 M. Göl, Ö. Salor, B. Alboyací, B. Mutluer, I. Çadírcí, and M. Ermis, “A new fielddatabased EAF model for power quality studies,” IEEE Transactions on Industry Applications, vol. 46, no. 3, pp. 1230–1242, 2010. View at: Publisher Site  Google Scholar
 V. Logar, D. Dovžan, and I. Škrjanc, “Mathematical modeling and experimental validation of an electric arc furnace,” ISIJ International, vol. 51, no. 3, pp. 382–391, 2011. View at: Publisher Site  Google Scholar
 R. A. Hooshmand and S. Noohi, “Neural networkbased algorithm for harmonic analysis of industrial systems using asynchronous simulations in time and frequency domains,” IEEJ Transactions on Electrical and Electronic Engineering, vol. 5, no. 6, pp. 688–694, 2010. View at: Publisher Site  Google Scholar
 G. W. Chang, C.I. Chen, and Y.F. Teng, “Radialbasisfunctionbased neural network for harmonic detection,” IEEE Transactions on Industrial Electronics, vol. 57, no. 6, pp. 2171–2179, 2010. View at: Publisher Site  Google Scholar

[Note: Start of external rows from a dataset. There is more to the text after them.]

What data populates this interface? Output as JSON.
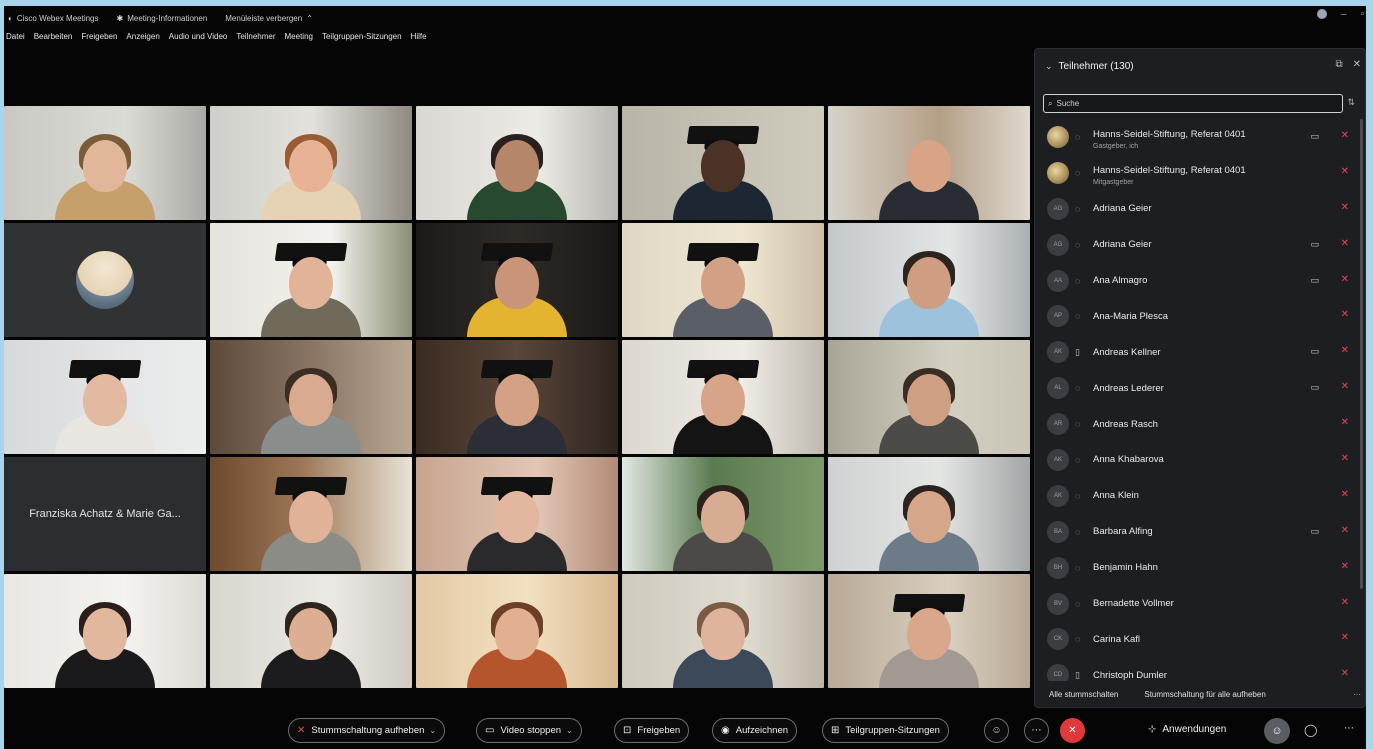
{
  "titlebar": {
    "app_name": "Cisco Webex Meetings",
    "meeting_info": "Meeting-Informationen",
    "hide_menu": "Menüleiste verbergen"
  },
  "menu": [
    "Datei",
    "Bearbeiten",
    "Freigeben",
    "Anzeigen",
    "Audio und Video",
    "Teilnehmer",
    "Meeting",
    "Teilgruppen-Sitzungen",
    "Hilfe"
  ],
  "grid": {
    "name_tile_text": "Franziska Achatz & Marie Ga..."
  },
  "panel": {
    "title": "Teilnehmer (130)",
    "search_placeholder": "Suche",
    "participants": [
      {
        "name": "Hanns-Seidel-Stiftung, Referat 0401",
        "role": "Gastgeber, ich",
        "initials": "",
        "photo": true,
        "device": "audio",
        "camera": true
      },
      {
        "name": "Hanns-Seidel-Stiftung, Referat 0401",
        "role": "Mitgastgeber",
        "initials": "",
        "photo": true,
        "device": "audio",
        "camera": false
      },
      {
        "name": "Adriana Geier",
        "role": "",
        "initials": "AG",
        "photo": false,
        "device": "audio",
        "camera": false
      },
      {
        "name": "Adriana Geier",
        "role": "",
        "initials": "AG",
        "photo": false,
        "device": "audio",
        "camera": true
      },
      {
        "name": "Ana Almagro",
        "role": "",
        "initials": "AA",
        "photo": false,
        "device": "audio",
        "camera": true
      },
      {
        "name": "Ana-Maria Plesca",
        "role": "",
        "initials": "AP",
        "photo": false,
        "device": "audio",
        "camera": false
      },
      {
        "name": "Andreas Kellner",
        "role": "",
        "initials": "AK",
        "photo": false,
        "device": "phone",
        "camera": true
      },
      {
        "name": "Andreas Lederer",
        "role": "",
        "initials": "AL",
        "photo": false,
        "device": "audio",
        "camera": true
      },
      {
        "name": "Andreas Rasch",
        "role": "",
        "initials": "AR",
        "photo": false,
        "device": "audio",
        "camera": false
      },
      {
        "name": "Anna Khabarova",
        "role": "",
        "initials": "AK",
        "photo": false,
        "device": "audio",
        "camera": false
      },
      {
        "name": "Anna Klein",
        "role": "",
        "initials": "AK",
        "photo": false,
        "device": "audio",
        "camera": false
      },
      {
        "name": "Barbara Alfing",
        "role": "",
        "initials": "BA",
        "photo": false,
        "device": "audio",
        "camera": true
      },
      {
        "name": "Benjamin Hahn",
        "role": "",
        "initials": "BH",
        "photo": false,
        "device": "audio",
        "camera": false
      },
      {
        "name": "Bernadette Vollmer",
        "role": "",
        "initials": "BV",
        "photo": false,
        "device": "audio",
        "camera": false
      },
      {
        "name": "Carina Kafl",
        "role": "",
        "initials": "CK",
        "photo": false,
        "device": "audio",
        "camera": false
      },
      {
        "name": "Christoph Dumler",
        "role": "",
        "initials": "CD",
        "photo": false,
        "device": "phone",
        "camera": false
      }
    ],
    "mute_all": "Alle stummschalten",
    "unmute_all": "Stummschaltung für alle aufheben"
  },
  "toolbar": {
    "unmute": "Stummschaltung aufheben",
    "stop_video": "Video stoppen",
    "share": "Freigeben",
    "record": "Aufzeichnen",
    "breakout": "Teilgruppen-Sitzungen",
    "apps": "Anwendungen"
  },
  "colors": {
    "accent_red": "#e0393b",
    "panel_bg": "#1c1e22",
    "window_bg": "#050505"
  }
}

 Y. Han, L. Xu, M. M. Khan, G. Yao, L.D. Zhou, and C. Chen, “Study on a novel approach to active power filter control using neural networkbased harmonic identification scheme,” Electrical Engineering, vol. 91, no. 6, pp. 313–325, 2010. View at: Publisher Site  Google Scholar
 H. Temurtas and F. Temurtas, “An application of neural networks for harmonic coefficients and relative phase shifts detection,” Expert Systems with Applications, vol. 38, no. 4, pp. 3446–3450, 2011. View at: Publisher Site  Google Scholar
 A. Ketabi, I. Sadeghkhani, and R. Feuillet, “Using artificial neural network to analyze harmonic overvoltages during power system restoration,” European Transactions on Electrical Power, vol. 21, no. 7, pp. 1941–1953, 2011. View at: Publisher Site  Google Scholar
 F. Filho, H. Z. Maia, T. H. A. Mateus, B. Ozpineci, L. M. Tolbert, and J. O. P. Pinto, “Adaptive selective harmonic minimization based on ANNs for cascade multilevel inverters with varying DC sources,” IEEE Transactions on Industrial Electronics, vol. 60, no. 5, pp. 1955–1962, 2013. View at: Publisher Site  Google Scholar
 A. Guellal, C. Larbes, D. Bendib, L. Hassaine, and A. Malek, “FPGA based online artificial neural network selective harmonic elimination pwm technique,” International Journal of Electrical Power & Energy Systems, vol. 68, pp. 33–43, 2015. View at: Publisher Site  Google Scholar
 H. Khoshkhoo, S. H. H. Sadeghi, R. Moini, and H. A. Talebi, “An efficient power control scheme for electric arc furnaces using online estimation of flexible cable inductance,” Computers and Mathematics with Applications, vol. 62, no. 12, pp. 4391–4401, 2011. View at: Publisher Site  Google Scholar
 J.S. R. Jang, “ANFIS: adaptivenetworkbased fuzzy inference system,” IEEE Transactions on Systems, Man and Cybernetics, vol. 23, no. 3, pp. 665–685, 1993. View at: Publisher Site  Google Scholar
 B. M. Dehkordi, M. Moallem, and A. Parsapour, “Predicting foaming slag quality in electric arc furnace using power quality indices and fuzzy method,” IEEE Transactions on Instrumentation and Measurement, vol. 60, no. 12, pp. 3845–3852, 2011. View at: Publisher Site  Google Scholar
 K. C. Lee and P. Gardner, “Adaptive neurofuzzy inference system (ANFIS) digital predistorter for RF power amplifier linearization,” IEEE Transactions on Vehicular Technology, vol. 55, no. 1, pp. 43–51, 2006. View at: Publisher Site  Google Scholar
Copyright
Copyright © 2015 Wanjun Lei et al. This is an open access article distributed under the Creative Commons Attribution License, which permits unrestricted use, distribution, and reproduction in any medium, provided the original work is properly cited.